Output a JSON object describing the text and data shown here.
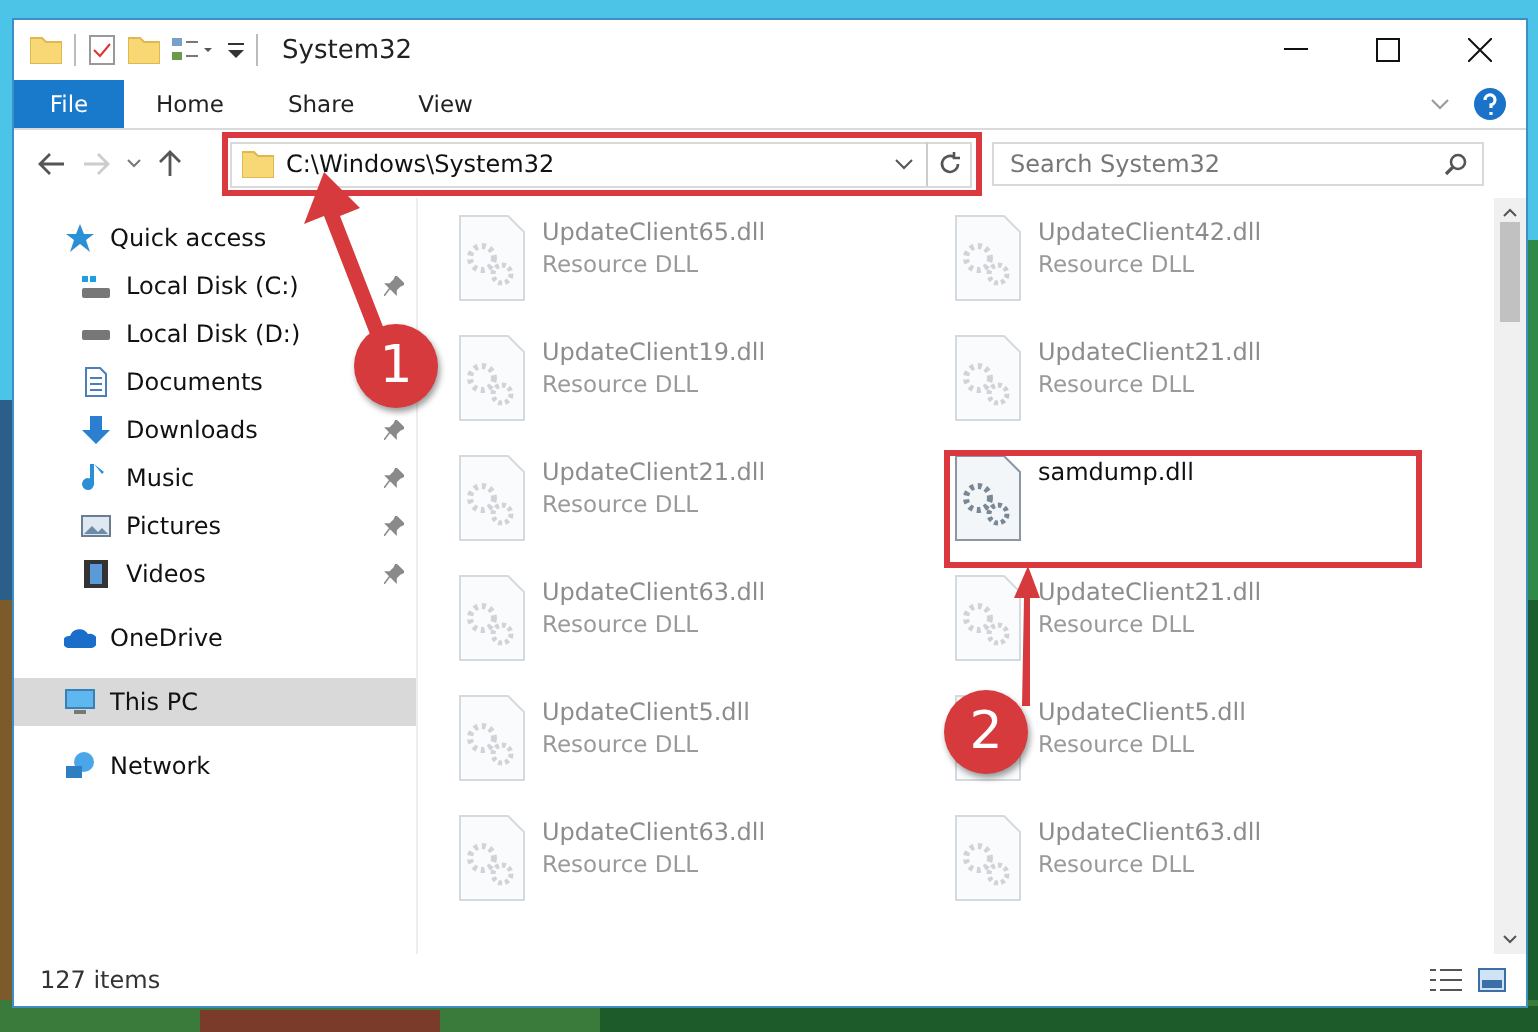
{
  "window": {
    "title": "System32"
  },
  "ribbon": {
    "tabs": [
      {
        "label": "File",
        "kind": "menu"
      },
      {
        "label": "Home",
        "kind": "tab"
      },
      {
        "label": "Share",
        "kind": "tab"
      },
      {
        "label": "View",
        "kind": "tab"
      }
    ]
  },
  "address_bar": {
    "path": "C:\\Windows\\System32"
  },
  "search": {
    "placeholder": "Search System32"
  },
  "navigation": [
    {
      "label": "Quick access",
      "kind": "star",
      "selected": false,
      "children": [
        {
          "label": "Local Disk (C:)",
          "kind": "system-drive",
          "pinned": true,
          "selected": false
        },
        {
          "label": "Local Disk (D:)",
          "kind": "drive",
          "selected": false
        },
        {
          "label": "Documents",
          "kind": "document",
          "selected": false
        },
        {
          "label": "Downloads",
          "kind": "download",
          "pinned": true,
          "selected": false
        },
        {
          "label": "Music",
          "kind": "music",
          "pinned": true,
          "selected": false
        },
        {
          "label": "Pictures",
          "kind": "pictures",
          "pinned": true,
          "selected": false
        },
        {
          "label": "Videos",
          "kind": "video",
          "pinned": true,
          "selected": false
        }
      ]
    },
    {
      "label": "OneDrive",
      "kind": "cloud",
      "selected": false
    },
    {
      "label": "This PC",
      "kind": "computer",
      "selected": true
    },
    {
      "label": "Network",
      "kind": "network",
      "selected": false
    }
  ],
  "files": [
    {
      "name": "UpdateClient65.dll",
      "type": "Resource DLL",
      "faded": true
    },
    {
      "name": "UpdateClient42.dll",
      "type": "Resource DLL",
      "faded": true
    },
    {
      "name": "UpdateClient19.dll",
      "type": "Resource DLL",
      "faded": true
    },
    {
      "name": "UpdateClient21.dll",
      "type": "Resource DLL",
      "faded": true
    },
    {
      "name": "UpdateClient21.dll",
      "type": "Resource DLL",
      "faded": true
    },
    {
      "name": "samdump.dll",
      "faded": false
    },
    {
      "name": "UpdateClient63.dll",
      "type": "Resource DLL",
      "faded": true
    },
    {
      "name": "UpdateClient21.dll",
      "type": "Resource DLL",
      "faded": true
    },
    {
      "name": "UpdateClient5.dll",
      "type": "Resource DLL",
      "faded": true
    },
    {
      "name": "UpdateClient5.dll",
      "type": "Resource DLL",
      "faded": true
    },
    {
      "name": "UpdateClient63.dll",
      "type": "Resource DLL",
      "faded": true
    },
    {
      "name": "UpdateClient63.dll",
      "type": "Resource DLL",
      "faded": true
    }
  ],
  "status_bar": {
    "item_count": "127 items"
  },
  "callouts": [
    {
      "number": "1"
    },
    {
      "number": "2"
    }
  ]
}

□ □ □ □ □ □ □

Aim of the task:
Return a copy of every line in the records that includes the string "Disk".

Solved problem:
          "label": "Local Disk (C:)",
          "label": "Local Disk (D:)",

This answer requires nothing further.